Material provided below:

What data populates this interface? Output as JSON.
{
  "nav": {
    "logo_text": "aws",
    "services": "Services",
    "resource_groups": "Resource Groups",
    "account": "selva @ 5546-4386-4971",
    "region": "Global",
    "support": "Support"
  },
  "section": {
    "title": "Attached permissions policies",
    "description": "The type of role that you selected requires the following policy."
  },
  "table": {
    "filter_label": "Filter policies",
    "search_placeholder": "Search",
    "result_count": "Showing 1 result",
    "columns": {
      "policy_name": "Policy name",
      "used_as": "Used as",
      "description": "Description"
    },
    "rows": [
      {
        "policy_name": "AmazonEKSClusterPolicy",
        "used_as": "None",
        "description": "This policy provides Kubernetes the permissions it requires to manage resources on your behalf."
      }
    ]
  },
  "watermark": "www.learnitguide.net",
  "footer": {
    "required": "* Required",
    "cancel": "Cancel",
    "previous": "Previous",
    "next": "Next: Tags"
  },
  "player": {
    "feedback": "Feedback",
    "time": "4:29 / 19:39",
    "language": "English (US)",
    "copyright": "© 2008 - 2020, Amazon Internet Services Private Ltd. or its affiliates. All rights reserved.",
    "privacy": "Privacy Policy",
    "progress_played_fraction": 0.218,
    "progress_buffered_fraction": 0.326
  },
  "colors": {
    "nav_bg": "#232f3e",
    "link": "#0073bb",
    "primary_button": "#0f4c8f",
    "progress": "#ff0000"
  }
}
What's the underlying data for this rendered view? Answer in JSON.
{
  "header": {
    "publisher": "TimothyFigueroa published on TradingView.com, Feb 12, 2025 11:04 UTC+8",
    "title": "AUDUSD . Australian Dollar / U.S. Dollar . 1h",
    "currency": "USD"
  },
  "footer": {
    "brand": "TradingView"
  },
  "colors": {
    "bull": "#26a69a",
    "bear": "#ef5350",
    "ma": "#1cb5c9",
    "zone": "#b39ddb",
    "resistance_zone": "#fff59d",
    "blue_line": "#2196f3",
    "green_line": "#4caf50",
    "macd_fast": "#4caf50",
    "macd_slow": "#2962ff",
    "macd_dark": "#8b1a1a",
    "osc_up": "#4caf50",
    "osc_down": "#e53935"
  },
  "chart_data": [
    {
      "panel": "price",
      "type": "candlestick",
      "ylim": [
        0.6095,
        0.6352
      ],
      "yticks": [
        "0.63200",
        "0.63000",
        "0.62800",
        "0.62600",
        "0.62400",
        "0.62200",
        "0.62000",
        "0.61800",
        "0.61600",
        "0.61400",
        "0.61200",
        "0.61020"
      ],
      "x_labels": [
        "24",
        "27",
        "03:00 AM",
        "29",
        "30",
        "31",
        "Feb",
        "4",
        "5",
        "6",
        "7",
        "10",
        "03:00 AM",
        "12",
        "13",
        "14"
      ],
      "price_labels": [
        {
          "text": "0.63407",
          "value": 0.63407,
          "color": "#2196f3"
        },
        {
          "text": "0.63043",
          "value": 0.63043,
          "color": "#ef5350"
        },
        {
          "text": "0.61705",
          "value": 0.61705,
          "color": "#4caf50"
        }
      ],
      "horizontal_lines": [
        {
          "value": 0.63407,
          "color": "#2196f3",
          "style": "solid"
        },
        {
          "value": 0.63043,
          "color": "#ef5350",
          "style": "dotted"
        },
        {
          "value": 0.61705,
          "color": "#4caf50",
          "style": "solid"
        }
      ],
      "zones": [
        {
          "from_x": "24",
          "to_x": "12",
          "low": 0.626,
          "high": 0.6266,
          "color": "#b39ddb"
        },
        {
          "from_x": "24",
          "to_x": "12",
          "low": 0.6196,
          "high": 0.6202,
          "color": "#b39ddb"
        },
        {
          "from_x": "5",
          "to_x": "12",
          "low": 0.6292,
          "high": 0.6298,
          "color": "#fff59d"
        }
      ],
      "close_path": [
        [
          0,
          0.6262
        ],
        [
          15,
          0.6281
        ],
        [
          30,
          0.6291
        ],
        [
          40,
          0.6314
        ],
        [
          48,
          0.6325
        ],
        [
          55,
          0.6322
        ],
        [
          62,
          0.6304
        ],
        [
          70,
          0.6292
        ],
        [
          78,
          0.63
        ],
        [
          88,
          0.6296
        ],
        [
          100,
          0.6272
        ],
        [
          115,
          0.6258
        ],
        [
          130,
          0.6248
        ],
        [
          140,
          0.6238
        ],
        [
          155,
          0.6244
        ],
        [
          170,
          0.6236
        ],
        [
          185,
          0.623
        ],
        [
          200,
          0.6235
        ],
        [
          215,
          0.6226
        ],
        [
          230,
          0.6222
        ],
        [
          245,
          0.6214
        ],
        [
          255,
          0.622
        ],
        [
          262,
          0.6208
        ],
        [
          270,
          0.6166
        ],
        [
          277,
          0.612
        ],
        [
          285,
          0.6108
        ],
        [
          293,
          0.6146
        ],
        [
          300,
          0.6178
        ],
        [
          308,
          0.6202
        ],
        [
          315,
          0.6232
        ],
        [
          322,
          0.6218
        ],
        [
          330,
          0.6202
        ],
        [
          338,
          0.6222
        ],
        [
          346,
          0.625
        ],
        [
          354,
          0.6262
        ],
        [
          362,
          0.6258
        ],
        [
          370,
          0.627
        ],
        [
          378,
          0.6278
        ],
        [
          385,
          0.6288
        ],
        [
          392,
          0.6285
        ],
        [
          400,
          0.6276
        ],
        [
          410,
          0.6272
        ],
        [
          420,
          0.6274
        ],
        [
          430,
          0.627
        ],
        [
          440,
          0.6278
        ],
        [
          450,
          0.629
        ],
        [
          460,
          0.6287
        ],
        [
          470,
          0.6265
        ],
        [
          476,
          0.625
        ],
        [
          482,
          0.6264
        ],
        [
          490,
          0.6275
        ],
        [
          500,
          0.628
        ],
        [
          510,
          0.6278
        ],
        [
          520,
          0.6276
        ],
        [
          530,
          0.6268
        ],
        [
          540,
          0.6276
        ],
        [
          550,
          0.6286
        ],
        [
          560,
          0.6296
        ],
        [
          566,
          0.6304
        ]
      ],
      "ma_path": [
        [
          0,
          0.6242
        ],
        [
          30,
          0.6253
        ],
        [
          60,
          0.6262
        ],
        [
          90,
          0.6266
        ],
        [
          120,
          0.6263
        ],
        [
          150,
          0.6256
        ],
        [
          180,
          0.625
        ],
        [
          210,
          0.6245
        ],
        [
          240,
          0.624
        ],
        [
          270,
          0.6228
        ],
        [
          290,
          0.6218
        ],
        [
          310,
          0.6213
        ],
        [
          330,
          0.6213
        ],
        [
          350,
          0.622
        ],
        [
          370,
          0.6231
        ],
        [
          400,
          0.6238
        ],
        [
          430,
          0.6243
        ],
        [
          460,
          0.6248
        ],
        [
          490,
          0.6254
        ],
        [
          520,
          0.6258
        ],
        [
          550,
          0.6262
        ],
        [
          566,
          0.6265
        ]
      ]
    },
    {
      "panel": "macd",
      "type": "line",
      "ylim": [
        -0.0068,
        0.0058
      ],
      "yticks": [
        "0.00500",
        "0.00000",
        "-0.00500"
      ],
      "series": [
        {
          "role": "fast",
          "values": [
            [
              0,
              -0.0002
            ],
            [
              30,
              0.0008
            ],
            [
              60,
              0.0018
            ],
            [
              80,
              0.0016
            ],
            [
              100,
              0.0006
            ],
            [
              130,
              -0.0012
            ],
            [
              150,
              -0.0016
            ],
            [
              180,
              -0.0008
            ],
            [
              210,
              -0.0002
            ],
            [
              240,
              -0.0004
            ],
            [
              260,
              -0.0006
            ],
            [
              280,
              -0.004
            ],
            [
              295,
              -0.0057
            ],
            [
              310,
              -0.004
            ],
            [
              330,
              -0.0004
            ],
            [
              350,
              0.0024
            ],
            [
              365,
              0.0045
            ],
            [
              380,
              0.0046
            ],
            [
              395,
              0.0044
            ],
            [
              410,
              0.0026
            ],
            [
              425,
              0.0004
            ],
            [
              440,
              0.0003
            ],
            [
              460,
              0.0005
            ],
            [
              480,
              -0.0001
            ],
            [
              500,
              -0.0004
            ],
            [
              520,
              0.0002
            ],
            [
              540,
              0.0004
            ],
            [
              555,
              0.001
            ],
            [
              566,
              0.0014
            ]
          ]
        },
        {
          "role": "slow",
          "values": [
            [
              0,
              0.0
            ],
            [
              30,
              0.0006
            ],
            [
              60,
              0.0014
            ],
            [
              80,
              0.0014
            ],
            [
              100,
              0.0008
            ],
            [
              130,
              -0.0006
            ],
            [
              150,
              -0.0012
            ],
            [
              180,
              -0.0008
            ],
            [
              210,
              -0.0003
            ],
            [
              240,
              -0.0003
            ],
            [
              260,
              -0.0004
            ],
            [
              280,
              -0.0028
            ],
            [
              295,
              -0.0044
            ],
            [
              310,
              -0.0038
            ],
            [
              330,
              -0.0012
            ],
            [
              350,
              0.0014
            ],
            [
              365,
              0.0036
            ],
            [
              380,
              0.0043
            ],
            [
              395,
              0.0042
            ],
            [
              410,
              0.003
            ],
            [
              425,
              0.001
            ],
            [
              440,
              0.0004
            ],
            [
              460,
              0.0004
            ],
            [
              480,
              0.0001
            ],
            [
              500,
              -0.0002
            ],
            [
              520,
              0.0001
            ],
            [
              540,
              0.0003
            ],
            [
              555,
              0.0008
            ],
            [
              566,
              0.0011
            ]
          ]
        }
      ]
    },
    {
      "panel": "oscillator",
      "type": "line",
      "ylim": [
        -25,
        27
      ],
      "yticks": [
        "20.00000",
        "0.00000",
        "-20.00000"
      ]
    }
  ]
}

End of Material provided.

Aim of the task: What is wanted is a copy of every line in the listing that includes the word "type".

Result below:
    "description": "The type of role that you selected requires the following policy."
      "type": "candlestick",
      "type": "line",
      "type": "line",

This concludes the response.